Does anybody have any use for the three-shot burst? It seems to me that is simply a good way of wasting two shots, but somebody, or some committee got it attached to various handheld weapons. If anyone has a good use for this arrangement, I would like to hear about it.

We emphasize again that freedom and liberty are not interchangeable ideas. Freedom basically denotes the elimination of restraint - the breaking of shackles. It was used as a conspicuously successful morale builder for galley slaves, among others. It was promised to the slaves on the Christian side at the critical battle of Lapanto, 1574. They were told they would be freed if their side won. Since the existence of a galley slave is about the closest approximation of hell that humanity can devise, freedom from it was an unequaled objective. Liberty, on the other hand, is a political idea denoting the right of an individual to do whatever does not interfere with the activities of his neighbor.
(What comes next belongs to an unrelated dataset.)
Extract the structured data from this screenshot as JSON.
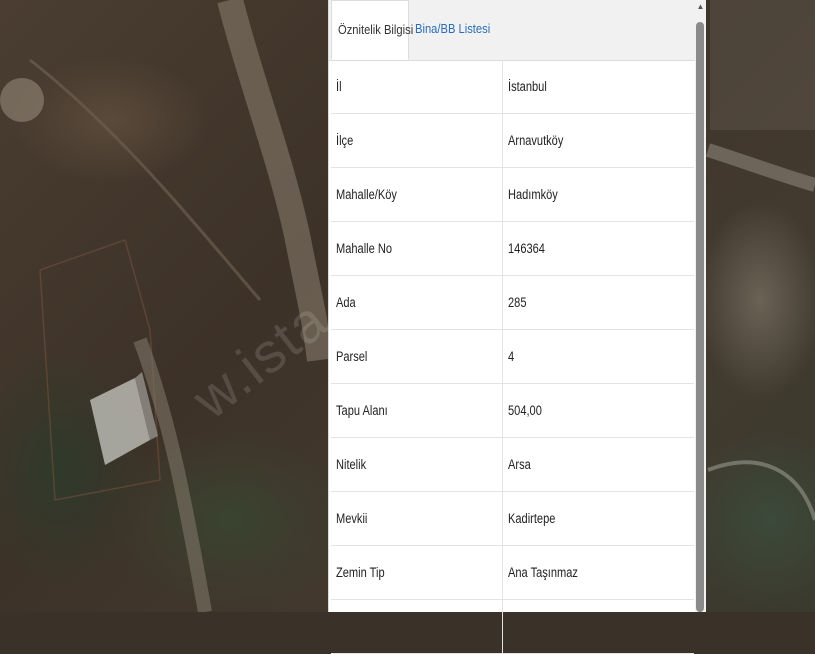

Men also fight very well for liberty, but that objective is less well understood and may not even be prized by persons lacking the spirit for it. Most of today's governments are socialist in which liberty is mostly lacking, and the people in those states do not seem to mind. Thus it is somewhat annoying to hear exhortations which do not differentiate between those two words.

Please Note. These "Commentaries" are for personal use only. Not for publication.